Therefore, a healthcare practitioner who intends to bill Medicare beneficiaries directly for services that would otherwise be covered by Medicare must undergo the formal process of opting-out of Medicare. First, the practitioner must submit a set of documents, including an affidavit, to the Medicare Administrative Contractors (MACs) in any jurisdiction in which they would otherwise submit Medicare claims. Second, the practitioner must enter into a “private contract” with every Medicare beneficiary to whom he or she provides Medicare-covered services. These “private contracts” are required to contain several specific terms in order to be effective. Once a provider opts-out, the opt-out is generally effective for two years. While a practitioner must opt-out for all patients and all services, opting-out generally does not affect a practitioner’s ability to order other items or services that are covered by Medicare or the practitioner’s group’s ability to bill Medicare.
A “private contract” by an opt-out practitioner can sometimes be incorporated into a general concierge medicine agreement with patients. However, any practitioner considering a concierge practice should also consider state law, as many states have laws that govern or restrict how a concierge practice can function. A Medicare opt-out or a concierge medicine model can involve complex issues across state and federal law, as well as the business and patient care considerations of the practice.

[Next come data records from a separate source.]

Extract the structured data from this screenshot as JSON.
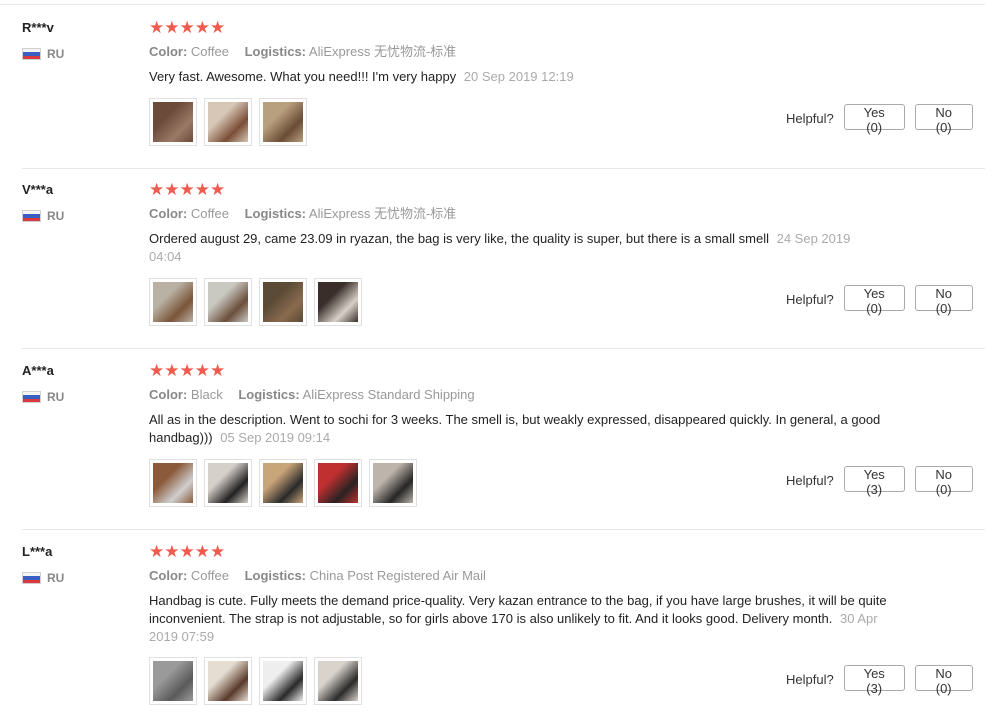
{
  "reviews": [
    {
      "user": "R***v",
      "country": "RU",
      "stars": "★★★★★",
      "color_label": "Color:",
      "color_value": "Coffee",
      "logistics_label": "Logistics:",
      "logistics_value": "AliExpress 无忧物流-标准",
      "text": "Very fast. Awesome. What you need!!! I'm very happy",
      "date": "20 Sep 2019 12:19",
      "photos": [
        {
          "name": "review-photo-1",
          "colors": [
            "#6b4a3a",
            "#9a7a66"
          ]
        },
        {
          "name": "review-photo-2",
          "colors": [
            "#d7c7b6",
            "#7a4e36"
          ]
        },
        {
          "name": "review-photo-3",
          "colors": [
            "#b89f7d",
            "#6a4c36"
          ]
        }
      ],
      "helpful_label": "Helpful?",
      "yes_label": "Yes (0)",
      "no_label": "No (0)"
    },
    {
      "user": "V***a",
      "country": "RU",
      "stars": "★★★★★",
      "color_label": "Color:",
      "color_value": "Coffee",
      "logistics_label": "Logistics:",
      "logistics_value": "AliExpress 无忧物流-标准",
      "text": "Ordered august 29, came 23.09 in ryazan, the bag is very like, the quality is super, but there is a small smell",
      "date": "24 Sep 2019 04:04",
      "photos": [
        {
          "name": "review-photo-1",
          "colors": [
            "#b9b1a4",
            "#7a5438"
          ]
        },
        {
          "name": "review-photo-2",
          "colors": [
            "#c9c9c2",
            "#6b4e3b"
          ]
        },
        {
          "name": "review-photo-3",
          "colors": [
            "#5a4a36",
            "#8a6a4e"
          ]
        },
        {
          "name": "review-photo-4",
          "colors": [
            "#3a2e2a",
            "#d8d0c8"
          ]
        }
      ],
      "helpful_label": "Helpful?",
      "yes_label": "Yes (0)",
      "no_label": "No (0)"
    },
    {
      "user": "A***a",
      "country": "RU",
      "stars": "★★★★★",
      "color_label": "Color:",
      "color_value": "Black",
      "logistics_label": "Logistics:",
      "logistics_value": "AliExpress Standard Shipping",
      "text": "All as in the description. Went to sochi for 3 weeks. The smell is, but weakly expressed, disappeared quickly. In general, a good handbag)))",
      "date": "05 Sep 2019 09:14",
      "photos": [
        {
          "name": "review-photo-1",
          "colors": [
            "#8a5a3a",
            "#cfcfcf"
          ]
        },
        {
          "name": "review-photo-2",
          "colors": [
            "#d6d0ca",
            "#222222"
          ]
        },
        {
          "name": "review-photo-3",
          "colors": [
            "#c9a57a",
            "#2a2a2a"
          ]
        },
        {
          "name": "review-photo-4",
          "colors": [
            "#c03030",
            "#2a2222"
          ]
        },
        {
          "name": "review-photo-5",
          "colors": [
            "#bdb4ab",
            "#262626"
          ]
        }
      ],
      "helpful_label": "Helpful?",
      "yes_label": "Yes (3)",
      "no_label": "No (0)"
    },
    {
      "user": "L***a",
      "country": "RU",
      "stars": "★★★★★",
      "color_label": "Color:",
      "color_value": "Coffee",
      "logistics_label": "Logistics:",
      "logistics_value": "China Post Registered Air Mail",
      "text": "Handbag is cute. Fully meets the demand price-quality. Very kazan entrance to the bag, if you have large brushes, it will be quite inconvenient. The strap is not adjustable, so for girls above 170 is also unlikely to fit. And it looks good. Delivery month.",
      "date": "30 Apr 2019 07:59",
      "photos": [
        {
          "name": "review-photo-1",
          "colors": [
            "#9a9a9a",
            "#5a5a5a"
          ]
        },
        {
          "name": "review-photo-2",
          "colors": [
            "#e6ddd2",
            "#5a3a2a"
          ]
        },
        {
          "name": "review-photo-3",
          "colors": [
            "#eeeeee",
            "#2a2a2a"
          ]
        },
        {
          "name": "review-photo-4",
          "colors": [
            "#d9d3cc",
            "#2b2b2b"
          ]
        }
      ],
      "helpful_label": "Helpful?",
      "yes_label": "Yes (3)",
      "no_label": "No (0)"
    }
  ],
  "colors": {
    "star": "#f05b4f",
    "divider": "#e8e8e8"
  }
}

For over 35 years, Wachler & Associates has represented healthcare providers and suppliers nationwide in a variety of health law matters, and our attorneys can assist providers and suppliers in understanding new developments in healthcare law and regulation. If you or your healthcare entity has any questions pertaining to opting-out of Medicare or healthcare compliance, please contact an experienced healthcare attorney at 248-544-0888 or firstname.lastname@example.org.